── Study material ──

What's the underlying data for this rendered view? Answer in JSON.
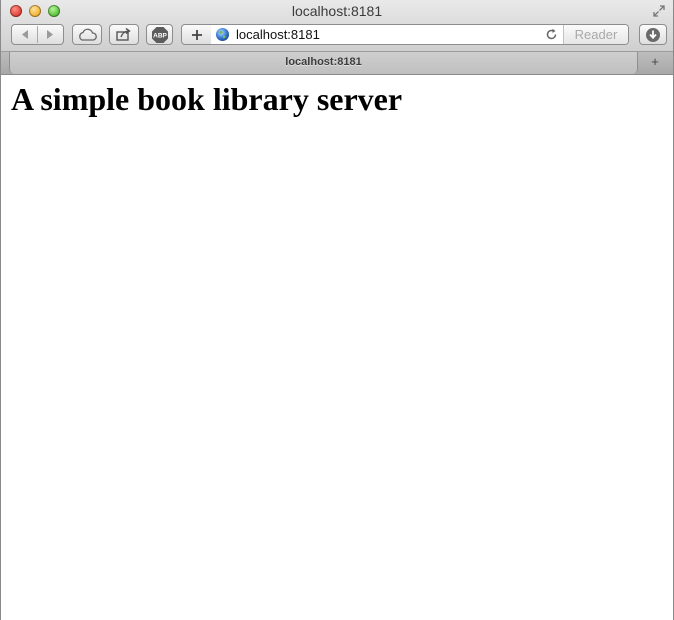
{
  "window": {
    "title": "localhost:8181"
  },
  "toolbar": {
    "address": "localhost:8181",
    "reader_label": "Reader",
    "adblock_label": "ABP",
    "add_label": "+"
  },
  "tabs": [
    {
      "label": "localhost:8181",
      "active": true
    }
  ],
  "new_tab_label": "+",
  "page": {
    "heading": "A simple book library server"
  },
  "icons": {
    "back": "back-arrow-icon",
    "forward": "forward-arrow-icon",
    "icloud": "cloud-icon",
    "share": "share-icon",
    "adblock": "adblock-icon",
    "add_bookmark": "plus-icon",
    "site": "globe-icon",
    "reload": "reload-icon",
    "downloads": "download-icon",
    "fullscreen": "fullscreen-icon"
  },
  "colors": {
    "close": "#e0443a",
    "minimize": "#f2b43b",
    "maximize": "#5bc33c"
  }
}
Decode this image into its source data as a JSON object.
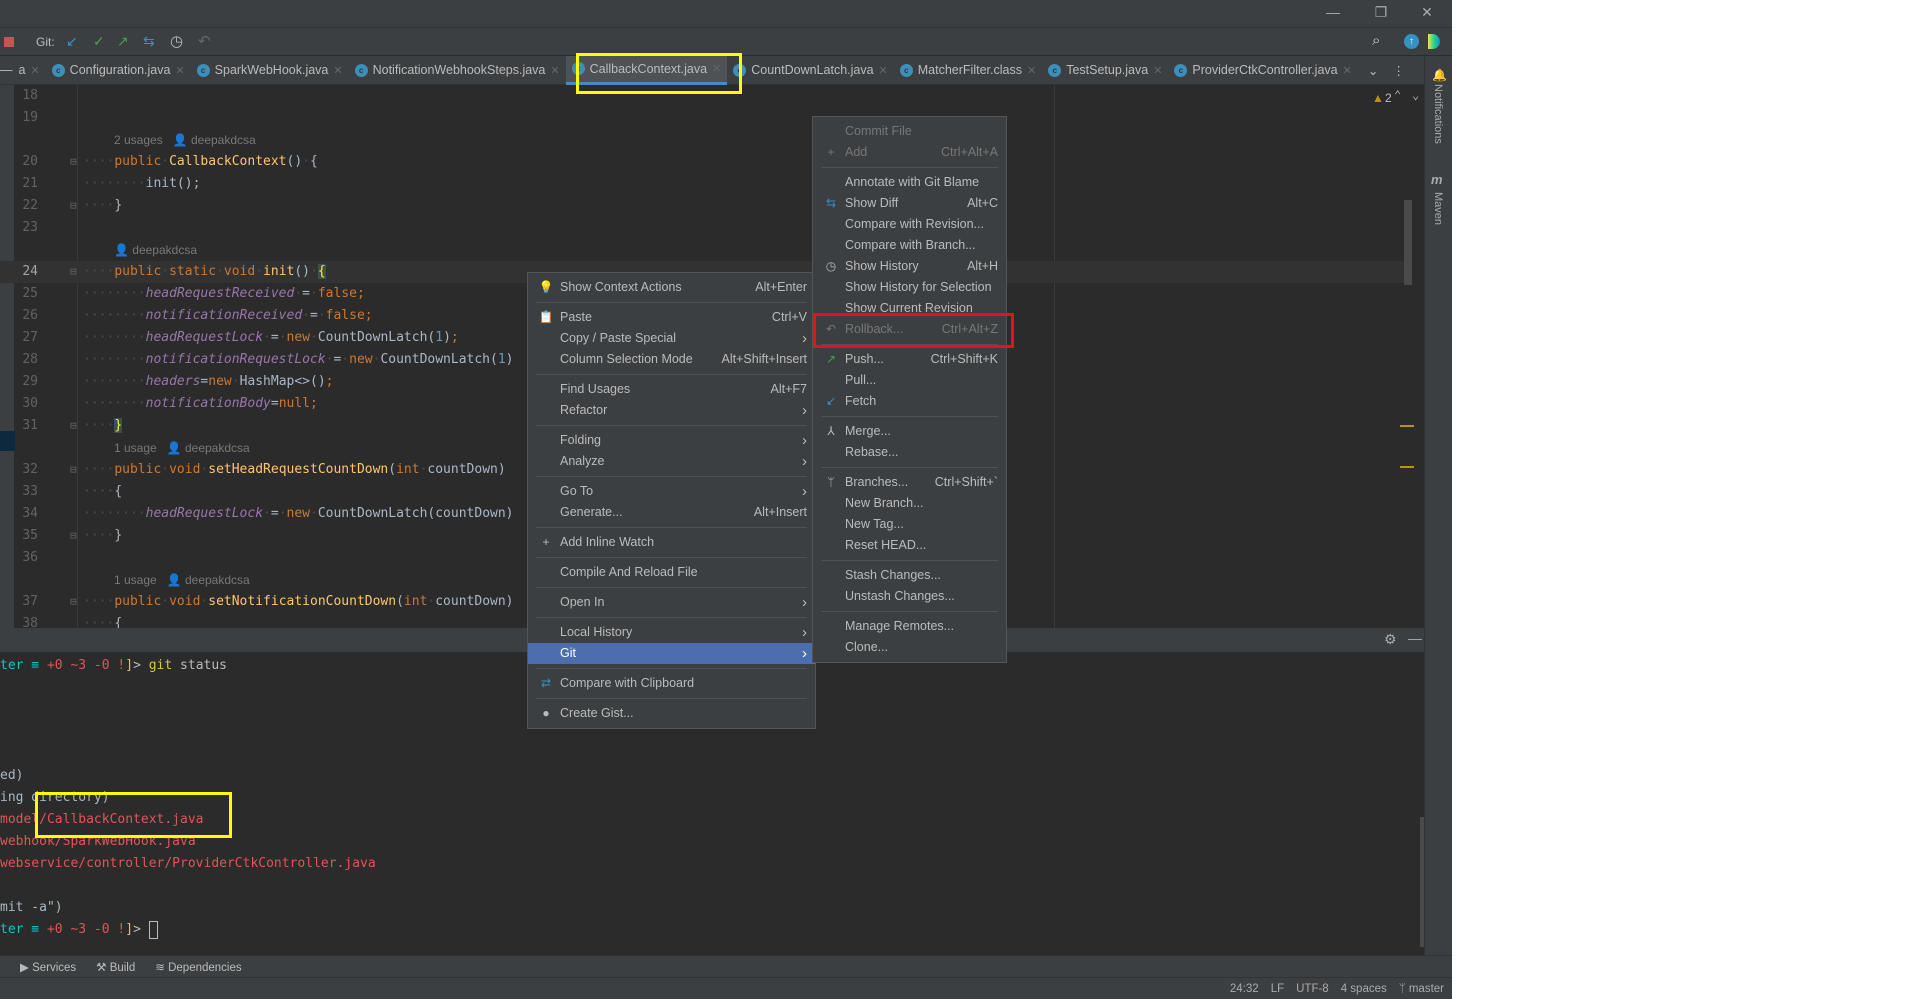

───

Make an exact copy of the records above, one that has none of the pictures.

> _Answer to the problem_:
What's the underlying data for this rendered view? Answer in JSON.
{
  "window": {
    "title": "localhost:8181"
  },
  "toolbar": {
    "address": "localhost:8181",
    "reader_label": "Reader",
    "adblock_label": "ABP",
    "add_label": "+"
  },
  "tabs": [
    {
      "label": "localhost:8181",
      "active": true
    }
  ],
  "new_tab_label": "+",
  "page": {
    "heading": "A simple book library server"
  },
  "icons": {
    "back": "back-arrow-icon",
    "forward": "forward-arrow-icon",
    "icloud": "cloud-icon",
    "share": "share-icon",
    "adblock": "adblock-icon",
    "add_bookmark": "plus-icon",
    "site": "globe-icon",
    "reload": "reload-icon",
    "downloads": "download-icon",
    "fullscreen": "fullscreen-icon"
  },
  "colors": {
    "close": "#e0443a",
    "minimize": "#f2b43b",
    "maximize": "#5bc33c"
  }
}
Decode this image into its source data as a JSON object.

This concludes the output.